    She regrets that she didn’t have more choreographed on her by Kenneth. It’s good for dancers to have something made on them and it’s wonderful when a choreographer is inspired by you. Lynn had an amazing 50 works made on her by Kenneth.

    In the future there are lots of things she wants to do, informing herself as much as possible. Although she wouldn’t want her own company which is a lot of hard work she might perhaps find a school or a company that fits her and vice versa. There’s still a lot to learn and different opportunities to explore.

    Which ballets would you like to see?
    A lot of Kenneth’s ballets have been done in Germany and not here. Deborah (MacMillan) said she has so many that have never been redone. It would be good to search for what would be suitable for nowadays. ABT did his Sleeping Beauty and Lynn danced in it. ENB took the ABT version in Wayne Eagling’s time.

    Has she thought of writing her autobiography as she has a great story to tell?
    No definite comment on that.

    Did she ever feel nerves?
    Talking about herself is nerve racking but since the age of six she’s always found being on stage very exciting so wasn’t nervous, and if she was playing a role once she was in costume the excitement mounted and the adrenaline pumped which is healthy so she didn’t panic but looked forward to the performances.
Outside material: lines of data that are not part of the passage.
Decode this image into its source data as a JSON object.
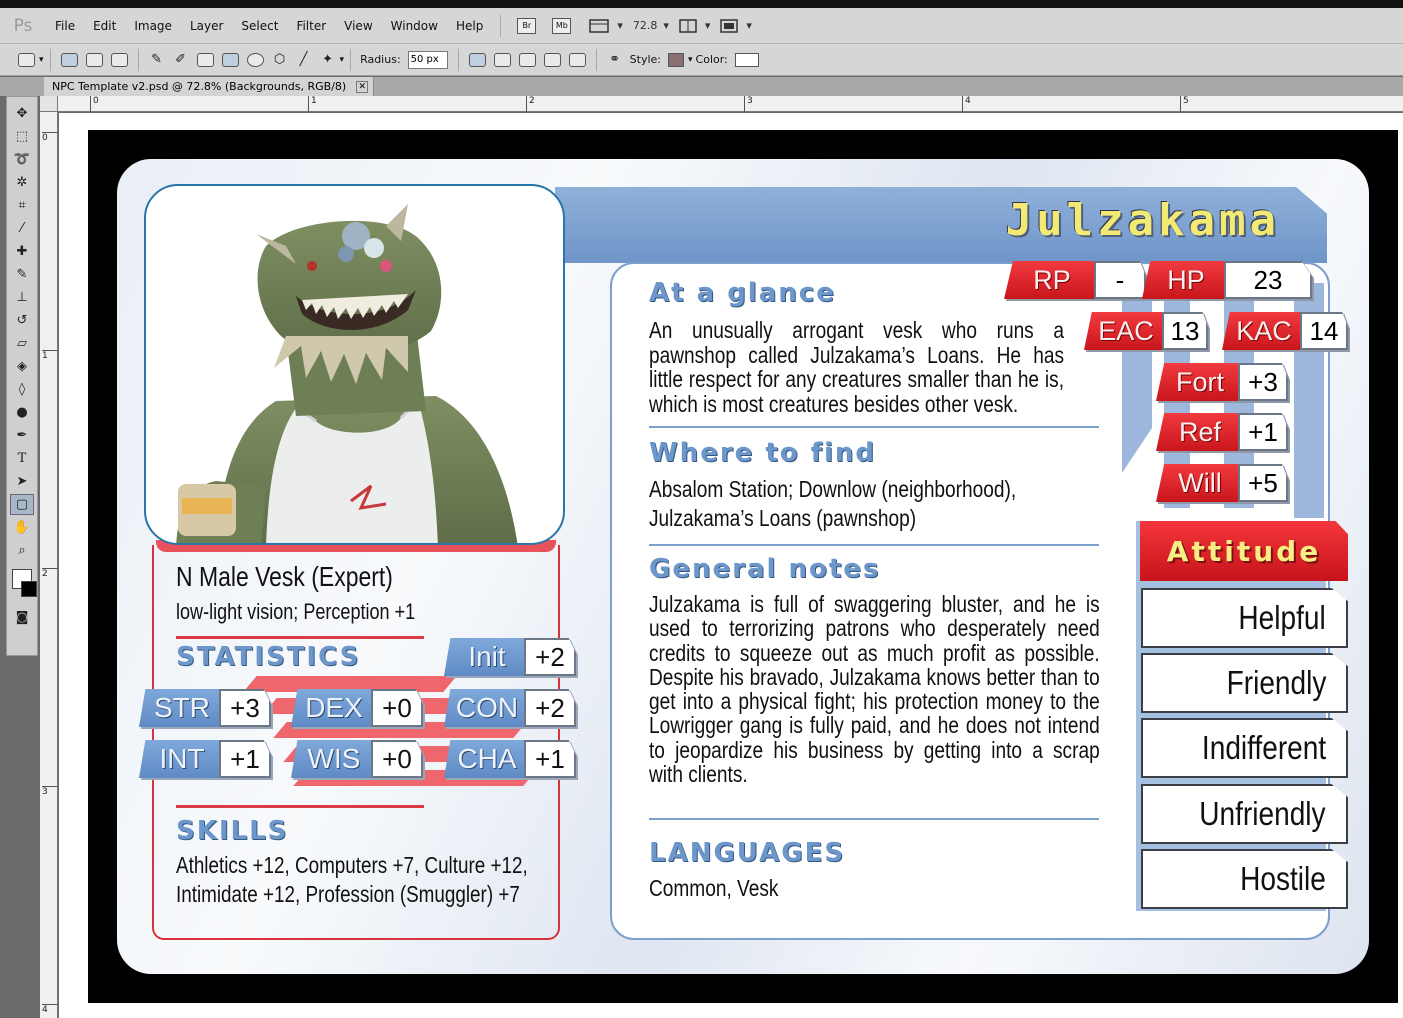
{
  "window": {
    "app_logo": "Ps",
    "menu": [
      "File",
      "Edit",
      "Image",
      "Layer",
      "Select",
      "Filter",
      "View",
      "Window",
      "Help"
    ],
    "bridge_label": "Br",
    "minibridge_label": "Mb",
    "zoom_value": "72.8",
    "document_tab": "NPC Template v2.psd @ 72.8% (Backgrounds, RGB/8)",
    "tab_close": "✕"
  },
  "options_bar": {
    "radius_label": "Radius:",
    "radius_value": "50 px",
    "style_label": "Style:",
    "color_label": "Color:",
    "style_color": "#8a6f70",
    "fill_color": "#ffffff"
  },
  "rulers": {
    "horizontal": [
      "0",
      "1",
      "2",
      "3",
      "4",
      "5"
    ],
    "vertical": [
      "0",
      "1",
      "2",
      "3",
      "4"
    ]
  },
  "card": {
    "name": "Julzakama",
    "race_line": "N Male Vesk (Expert)",
    "senses": "low-light vision; Perception +1",
    "statistics_title": "STATISTICS",
    "init": {
      "label": "Init",
      "value": "+2"
    },
    "abilities": [
      {
        "label": "STR",
        "value": "+3"
      },
      {
        "label": "DEX",
        "value": "+0"
      },
      {
        "label": "CON",
        "value": "+2"
      },
      {
        "label": "INT",
        "value": "+1"
      },
      {
        "label": "WIS",
        "value": "+0"
      },
      {
        "label": "CHA",
        "value": "+1"
      }
    ],
    "skills_title": "SKILLS",
    "skills_line1": "Athletics +12, Computers +7, Culture +12,",
    "skills_line2": "Intimidate +12, Profession (Smuggler) +7",
    "glance_title": "At a glance",
    "glance_text": "An unusually arrogant vesk who runs a pawnshop called Julzakama’s Loans. He has little respect for any creatures smaller than he is, which is most creatures besides other vesk.",
    "where_title": "Where to find",
    "where_line1": "Absalom Station; Downlow (neighborhood),",
    "where_line2": "Julzakama’s Loans (pawnshop)",
    "notes_title": "General notes",
    "notes_text": "Julzakama is full of swaggering bluster, and he is used to terrorizing patrons who desperately need credits to squeeze out as much profit as possible. Despite his bravado, Julzakama knows better than to get into a physical fight; his protection money to the Lowrigger gang is fully paid, and he does not intend to jeopardize his business by getting into a scrap with clients.",
    "languages_title": "LANGUAGES",
    "languages": "Common, Vesk",
    "defenses": {
      "rp": {
        "label": "RP",
        "value": "-"
      },
      "hp": {
        "label": "HP",
        "value": "23"
      },
      "eac": {
        "label": "EAC",
        "value": "13"
      },
      "kac": {
        "label": "KAC",
        "value": "14"
      },
      "fort": {
        "label": "Fort",
        "value": "+3"
      },
      "ref": {
        "label": "Ref",
        "value": "+1"
      },
      "will": {
        "label": "Will",
        "value": "+5"
      }
    },
    "attitude_title": "Attitude",
    "attitudes": [
      "Helpful",
      "Friendly",
      "Indifferent",
      "Unfriendly",
      "Hostile"
    ],
    "colors": {
      "accent_red": "#e0222a",
      "accent_blue": "#6d97cb",
      "name_yellow": "#f3ea76"
    }
  }
}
    When she went to White Lodge at ten was she given any English lessons and when did she lose her Italian accent?
    She said that was when she met her husband who is an author. She was helped a bit at school but it is easier to learn a language when you’re thrown in at the deep end and you get to understand quicker. That’s why she doesn’t speak Japanese because everyone there speaks English to her.

    In Manon what’s the relationship between story and music?
    The music tells the story so you must not detach yourself from it as the music is driving it. It’s important to make dancers listen to music. Not everyone hears it the same way and that’s why each performance is different and the conductor also hears it differently. The music is always paramount unless it’s a work which is made with music as the background when you are dancing against it. The way Kenneth choreographed it is spot on, the emotion comes along with the steps and the musicality drives the story.

    Will her Anastasia be the same as the previous production? The choreography is the same but performances will be different depending on who’s interpreting the role. Her job is to bring out from each one how they can be the character. They come from a different place and culture so she has to bring out their Anastasia. There are two who went through the Royal Ballet School (Laura Morera and Lauren Cuthbertson) and one Russian (Natalia Osipova). Viviana has seen all of them dance and they are very different.

    David concluded the evening by saying we were delighted to have Viviana as our guest. Clearly everyone remembers her with great joy and recognises her as a great dance actress.

    Report written by Liz Boutell and edited by Viviana Durante and David Bain ©The Ballet Association 2016